# TASK ITEM
Search the material below for the string "title" and list each line that holds it.

[LISTED RECORDS Boundary: Start]

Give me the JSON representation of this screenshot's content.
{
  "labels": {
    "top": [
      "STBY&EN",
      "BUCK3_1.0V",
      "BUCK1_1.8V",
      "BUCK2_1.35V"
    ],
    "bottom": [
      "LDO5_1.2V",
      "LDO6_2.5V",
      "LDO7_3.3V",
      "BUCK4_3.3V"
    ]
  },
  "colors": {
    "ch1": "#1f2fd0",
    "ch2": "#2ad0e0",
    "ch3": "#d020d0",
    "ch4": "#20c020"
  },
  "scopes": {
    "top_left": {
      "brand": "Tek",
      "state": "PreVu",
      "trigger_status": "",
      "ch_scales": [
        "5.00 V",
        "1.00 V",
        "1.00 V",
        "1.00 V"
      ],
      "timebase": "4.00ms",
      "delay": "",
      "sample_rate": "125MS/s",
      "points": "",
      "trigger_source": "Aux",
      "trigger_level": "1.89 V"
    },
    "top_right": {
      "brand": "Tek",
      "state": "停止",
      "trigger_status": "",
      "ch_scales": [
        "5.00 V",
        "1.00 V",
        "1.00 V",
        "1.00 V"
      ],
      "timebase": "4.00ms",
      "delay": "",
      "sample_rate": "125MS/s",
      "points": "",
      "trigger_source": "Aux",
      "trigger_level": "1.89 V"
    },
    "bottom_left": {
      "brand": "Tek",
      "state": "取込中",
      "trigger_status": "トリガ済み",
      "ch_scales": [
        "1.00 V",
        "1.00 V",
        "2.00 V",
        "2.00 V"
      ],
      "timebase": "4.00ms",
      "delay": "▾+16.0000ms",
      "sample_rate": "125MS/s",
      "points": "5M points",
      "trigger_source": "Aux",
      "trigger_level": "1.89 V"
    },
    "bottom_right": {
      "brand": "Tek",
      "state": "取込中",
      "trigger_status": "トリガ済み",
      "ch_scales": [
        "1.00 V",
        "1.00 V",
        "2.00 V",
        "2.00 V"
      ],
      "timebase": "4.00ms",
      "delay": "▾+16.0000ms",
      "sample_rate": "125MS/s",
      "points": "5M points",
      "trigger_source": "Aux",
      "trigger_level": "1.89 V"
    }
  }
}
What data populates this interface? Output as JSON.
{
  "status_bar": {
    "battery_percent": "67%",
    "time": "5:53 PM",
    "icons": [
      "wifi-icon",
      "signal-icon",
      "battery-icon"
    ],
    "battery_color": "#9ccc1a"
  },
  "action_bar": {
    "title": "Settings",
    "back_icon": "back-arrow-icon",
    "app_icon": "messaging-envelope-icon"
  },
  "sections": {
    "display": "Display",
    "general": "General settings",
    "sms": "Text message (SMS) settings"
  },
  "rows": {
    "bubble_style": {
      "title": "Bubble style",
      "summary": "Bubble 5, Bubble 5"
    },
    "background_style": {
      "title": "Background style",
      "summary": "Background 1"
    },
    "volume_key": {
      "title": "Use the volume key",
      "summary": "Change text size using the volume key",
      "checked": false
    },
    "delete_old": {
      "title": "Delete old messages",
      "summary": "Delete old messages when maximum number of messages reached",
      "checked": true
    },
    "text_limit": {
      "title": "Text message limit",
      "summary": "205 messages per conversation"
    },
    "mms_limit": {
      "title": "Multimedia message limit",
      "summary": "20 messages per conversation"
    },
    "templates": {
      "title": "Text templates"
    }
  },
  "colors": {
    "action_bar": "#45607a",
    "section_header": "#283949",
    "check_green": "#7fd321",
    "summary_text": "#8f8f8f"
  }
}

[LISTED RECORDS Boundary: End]

# EXERCISE SOLUTION
    "title": "Settings",
      "title": "Bubble style",
      "title": "Background style",
      "title": "Use the volume key",
      "title": "Delete old messages",
      "title": "Text message limit",
      "title": "Multimedia message limit",
      "title": "Text templates"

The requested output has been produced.